The “I Ching” teaches that “Before there can be great brilliance… there must be chaos.”
This series of blog posts documents our research, strategic thinking, observations and debates as we take on one of the last vestiges of the industrial revolution: the practice in schools of organizing kids into grade levels according to their chronological age.
We have been talking about school reform for as long as I can remember. And restructuring. Revamping. Creating distinguished schools. Schools of excellence. Blue ribbon schools. 90-90-90 schools. Break-the-mold schools. Effective schools. Charter schools.
But schools– even schools like El Milagro– are still pretty much the same as when I went to them. And so are the results. We still have an achievement gap that separates our children’s future along the lines of race and class and home language. We still struggle with the edicts of Sacramento and Washington, DC. We get bombarded with research studies from university professors who are among our nation’s least effective teachers. We push our kids and our teachers to the limits of their patience and ability and health.
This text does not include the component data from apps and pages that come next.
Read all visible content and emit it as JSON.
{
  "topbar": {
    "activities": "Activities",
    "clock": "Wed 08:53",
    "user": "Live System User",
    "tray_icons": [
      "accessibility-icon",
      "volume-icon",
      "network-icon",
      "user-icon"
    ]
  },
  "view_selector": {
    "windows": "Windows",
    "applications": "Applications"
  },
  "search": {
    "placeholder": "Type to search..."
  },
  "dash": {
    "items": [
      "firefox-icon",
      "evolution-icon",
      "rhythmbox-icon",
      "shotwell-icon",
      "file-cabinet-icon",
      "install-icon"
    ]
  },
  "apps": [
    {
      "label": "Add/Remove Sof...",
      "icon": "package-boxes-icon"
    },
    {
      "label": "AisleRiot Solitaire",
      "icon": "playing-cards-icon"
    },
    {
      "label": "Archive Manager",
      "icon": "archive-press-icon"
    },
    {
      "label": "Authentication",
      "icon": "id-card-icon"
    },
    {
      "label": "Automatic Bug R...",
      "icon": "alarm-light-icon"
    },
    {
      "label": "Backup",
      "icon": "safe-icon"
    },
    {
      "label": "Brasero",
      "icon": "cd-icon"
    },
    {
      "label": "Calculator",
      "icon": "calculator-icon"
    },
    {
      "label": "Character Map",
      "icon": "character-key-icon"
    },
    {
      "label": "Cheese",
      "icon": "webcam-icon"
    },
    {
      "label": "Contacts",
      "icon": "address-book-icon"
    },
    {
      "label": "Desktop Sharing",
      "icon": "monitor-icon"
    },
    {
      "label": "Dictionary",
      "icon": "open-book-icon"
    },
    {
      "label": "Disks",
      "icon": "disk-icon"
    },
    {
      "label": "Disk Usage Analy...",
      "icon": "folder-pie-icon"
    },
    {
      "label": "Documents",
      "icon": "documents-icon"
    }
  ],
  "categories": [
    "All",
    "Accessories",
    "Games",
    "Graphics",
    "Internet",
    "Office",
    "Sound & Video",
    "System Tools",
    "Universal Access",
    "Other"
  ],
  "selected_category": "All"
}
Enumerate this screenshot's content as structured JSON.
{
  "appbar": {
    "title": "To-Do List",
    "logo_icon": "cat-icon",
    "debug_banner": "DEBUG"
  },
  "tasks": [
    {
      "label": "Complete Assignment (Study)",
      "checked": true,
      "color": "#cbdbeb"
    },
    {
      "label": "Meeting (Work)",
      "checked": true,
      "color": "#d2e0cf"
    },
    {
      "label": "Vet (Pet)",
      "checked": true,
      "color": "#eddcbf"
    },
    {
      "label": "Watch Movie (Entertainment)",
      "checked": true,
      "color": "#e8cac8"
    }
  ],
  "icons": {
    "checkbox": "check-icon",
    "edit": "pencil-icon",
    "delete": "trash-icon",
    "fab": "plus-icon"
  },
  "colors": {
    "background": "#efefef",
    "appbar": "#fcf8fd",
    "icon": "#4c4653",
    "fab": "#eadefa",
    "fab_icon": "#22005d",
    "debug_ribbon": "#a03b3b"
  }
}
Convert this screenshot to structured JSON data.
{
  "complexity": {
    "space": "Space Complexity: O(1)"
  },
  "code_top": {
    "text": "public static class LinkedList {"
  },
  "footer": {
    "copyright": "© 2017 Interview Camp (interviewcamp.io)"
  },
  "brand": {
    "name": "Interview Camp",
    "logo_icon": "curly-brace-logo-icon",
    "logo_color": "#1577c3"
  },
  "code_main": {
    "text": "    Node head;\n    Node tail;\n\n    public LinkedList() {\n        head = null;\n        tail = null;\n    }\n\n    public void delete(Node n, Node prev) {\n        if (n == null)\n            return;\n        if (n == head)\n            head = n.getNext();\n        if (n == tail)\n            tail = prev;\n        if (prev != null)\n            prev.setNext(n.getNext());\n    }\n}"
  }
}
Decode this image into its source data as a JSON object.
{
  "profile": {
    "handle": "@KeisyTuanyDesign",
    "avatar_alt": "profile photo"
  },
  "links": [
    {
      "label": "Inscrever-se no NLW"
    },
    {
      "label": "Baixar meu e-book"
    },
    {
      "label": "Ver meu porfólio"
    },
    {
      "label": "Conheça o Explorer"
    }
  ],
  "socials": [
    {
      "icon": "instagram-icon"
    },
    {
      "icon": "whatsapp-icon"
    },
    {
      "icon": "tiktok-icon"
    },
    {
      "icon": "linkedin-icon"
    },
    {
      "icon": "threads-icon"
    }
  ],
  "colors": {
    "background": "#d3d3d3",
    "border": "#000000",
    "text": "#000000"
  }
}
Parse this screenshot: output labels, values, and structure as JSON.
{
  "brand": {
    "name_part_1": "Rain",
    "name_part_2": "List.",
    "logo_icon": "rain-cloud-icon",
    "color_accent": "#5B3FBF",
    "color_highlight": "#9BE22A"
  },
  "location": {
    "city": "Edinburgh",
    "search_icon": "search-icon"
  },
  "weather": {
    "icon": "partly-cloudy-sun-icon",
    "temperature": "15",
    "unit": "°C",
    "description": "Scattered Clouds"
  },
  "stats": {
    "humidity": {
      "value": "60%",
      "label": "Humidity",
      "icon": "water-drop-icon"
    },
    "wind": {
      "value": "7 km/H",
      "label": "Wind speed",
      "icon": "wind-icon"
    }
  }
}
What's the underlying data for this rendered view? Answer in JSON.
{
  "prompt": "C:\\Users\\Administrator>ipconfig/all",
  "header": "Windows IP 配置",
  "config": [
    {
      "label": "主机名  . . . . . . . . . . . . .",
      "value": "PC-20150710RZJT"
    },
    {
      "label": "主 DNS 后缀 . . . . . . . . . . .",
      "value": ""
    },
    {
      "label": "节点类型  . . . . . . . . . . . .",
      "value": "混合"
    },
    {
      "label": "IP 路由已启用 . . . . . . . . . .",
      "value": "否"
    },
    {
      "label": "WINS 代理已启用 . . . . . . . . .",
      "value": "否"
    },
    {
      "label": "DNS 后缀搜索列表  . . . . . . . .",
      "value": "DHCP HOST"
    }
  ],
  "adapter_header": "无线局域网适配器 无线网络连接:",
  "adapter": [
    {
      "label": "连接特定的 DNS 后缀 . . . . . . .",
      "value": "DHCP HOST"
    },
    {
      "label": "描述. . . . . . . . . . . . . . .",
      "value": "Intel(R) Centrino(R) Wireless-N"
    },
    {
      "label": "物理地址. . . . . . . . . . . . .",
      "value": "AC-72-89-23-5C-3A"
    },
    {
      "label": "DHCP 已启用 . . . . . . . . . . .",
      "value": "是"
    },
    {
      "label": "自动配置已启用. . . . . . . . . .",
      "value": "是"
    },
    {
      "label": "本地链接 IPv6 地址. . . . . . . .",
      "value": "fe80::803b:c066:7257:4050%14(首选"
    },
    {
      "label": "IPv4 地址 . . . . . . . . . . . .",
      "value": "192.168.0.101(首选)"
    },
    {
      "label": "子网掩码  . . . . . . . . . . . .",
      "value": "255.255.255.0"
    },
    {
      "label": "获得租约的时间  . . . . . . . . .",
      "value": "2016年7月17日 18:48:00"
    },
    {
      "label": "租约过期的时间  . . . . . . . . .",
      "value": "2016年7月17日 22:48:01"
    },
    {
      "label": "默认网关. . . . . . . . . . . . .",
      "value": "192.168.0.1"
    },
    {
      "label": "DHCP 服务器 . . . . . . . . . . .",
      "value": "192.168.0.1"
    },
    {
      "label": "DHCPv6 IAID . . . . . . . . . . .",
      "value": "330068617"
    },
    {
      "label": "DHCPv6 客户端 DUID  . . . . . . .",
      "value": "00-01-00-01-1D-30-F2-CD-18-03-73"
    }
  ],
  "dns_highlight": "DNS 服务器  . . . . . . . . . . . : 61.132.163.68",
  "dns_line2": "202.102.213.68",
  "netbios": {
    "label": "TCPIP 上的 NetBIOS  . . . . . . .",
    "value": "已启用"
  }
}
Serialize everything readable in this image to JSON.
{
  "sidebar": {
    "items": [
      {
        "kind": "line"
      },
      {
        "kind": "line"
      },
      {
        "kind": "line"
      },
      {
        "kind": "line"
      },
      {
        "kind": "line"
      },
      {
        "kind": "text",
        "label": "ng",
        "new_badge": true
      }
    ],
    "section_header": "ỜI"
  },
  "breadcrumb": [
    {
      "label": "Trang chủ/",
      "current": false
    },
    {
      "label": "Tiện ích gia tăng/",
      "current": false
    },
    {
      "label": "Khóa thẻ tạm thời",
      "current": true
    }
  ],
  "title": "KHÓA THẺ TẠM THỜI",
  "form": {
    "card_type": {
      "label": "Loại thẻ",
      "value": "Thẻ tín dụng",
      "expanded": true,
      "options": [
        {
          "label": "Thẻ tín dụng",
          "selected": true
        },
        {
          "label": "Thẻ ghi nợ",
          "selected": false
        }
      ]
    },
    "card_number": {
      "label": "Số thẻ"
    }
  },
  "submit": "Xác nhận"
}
We squeeze blood from a turnip. We eek out the last 3 API points and scramble and strain to “meet our AYP goals.” We adjust to all the latest changes in the state’s nuanced metrics and how we keep score.
And we make progress. For a price.
This is not what educating our children should be about. This is not teaching and learning. It is not preparing children for the competitive rigors of the 21st century, globally interconnected, green and fragile world they are inheriting. And you know it!
And so do I.
So today I am throwing the first brick in the revolution. Right through the freaking window. Today it will be one brick. Tomorrow another. And then another. And I’ll invite you to pick up a brick or two as we get the momentum leaning our way. We are going to change El Milagro. And this blog is going to chronicle the change– the revolution– brick by brick by brick.
I am aiming at one very traditional, very systemic, very sacrosanct structure that is creating the greatest roadblock to our forward progress. In the parlance of the extended war metaphor: we are taking out a strategic bridge that has kept us constantly circling back to our beginnings. It was the wrong bridge from the beginning but now it has been there for 150 years and it’s hard to imagine life in our schools without it. But we’ll all get used to it. We need a new bridge that will take us in a very new direction. It will provide a different view of the horizon and the pathway to a very different destination.
The bridge we are taking out? The one that leads to the same outcomes every year? The one that lures us into taking three steps forward and two steps back as an annual ritual?
It is the extraordinarily resilient model of grouping children by their chronological age.
That’s the target. It may not seem like much right now, but if we take out that bridge a revolution in public education will spread and from the ensuing chaos… there will be the potential for great brilliance.
Follow this blog series and you will see why.